Listed entries ▸
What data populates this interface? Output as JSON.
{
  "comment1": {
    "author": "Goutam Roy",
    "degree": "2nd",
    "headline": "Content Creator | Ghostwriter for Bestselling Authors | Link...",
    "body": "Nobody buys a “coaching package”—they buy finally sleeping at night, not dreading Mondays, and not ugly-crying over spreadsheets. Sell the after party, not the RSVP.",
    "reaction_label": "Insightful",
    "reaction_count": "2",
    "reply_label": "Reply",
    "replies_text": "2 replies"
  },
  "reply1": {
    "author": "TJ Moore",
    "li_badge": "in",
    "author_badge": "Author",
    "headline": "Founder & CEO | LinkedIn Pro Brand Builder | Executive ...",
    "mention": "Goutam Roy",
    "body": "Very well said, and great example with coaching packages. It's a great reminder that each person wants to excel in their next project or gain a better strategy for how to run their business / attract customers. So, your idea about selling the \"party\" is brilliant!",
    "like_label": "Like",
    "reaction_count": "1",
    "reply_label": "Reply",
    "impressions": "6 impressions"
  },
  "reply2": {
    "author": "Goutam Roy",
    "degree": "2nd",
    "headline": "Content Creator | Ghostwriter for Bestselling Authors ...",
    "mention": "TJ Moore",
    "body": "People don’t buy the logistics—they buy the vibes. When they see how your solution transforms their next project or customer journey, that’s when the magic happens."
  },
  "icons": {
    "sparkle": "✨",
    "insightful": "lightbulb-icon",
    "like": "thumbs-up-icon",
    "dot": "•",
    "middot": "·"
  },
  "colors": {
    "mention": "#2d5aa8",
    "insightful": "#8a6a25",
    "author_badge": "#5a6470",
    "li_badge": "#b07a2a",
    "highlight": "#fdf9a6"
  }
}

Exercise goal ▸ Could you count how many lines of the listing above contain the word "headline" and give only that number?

Reply to the exercise ▸ 3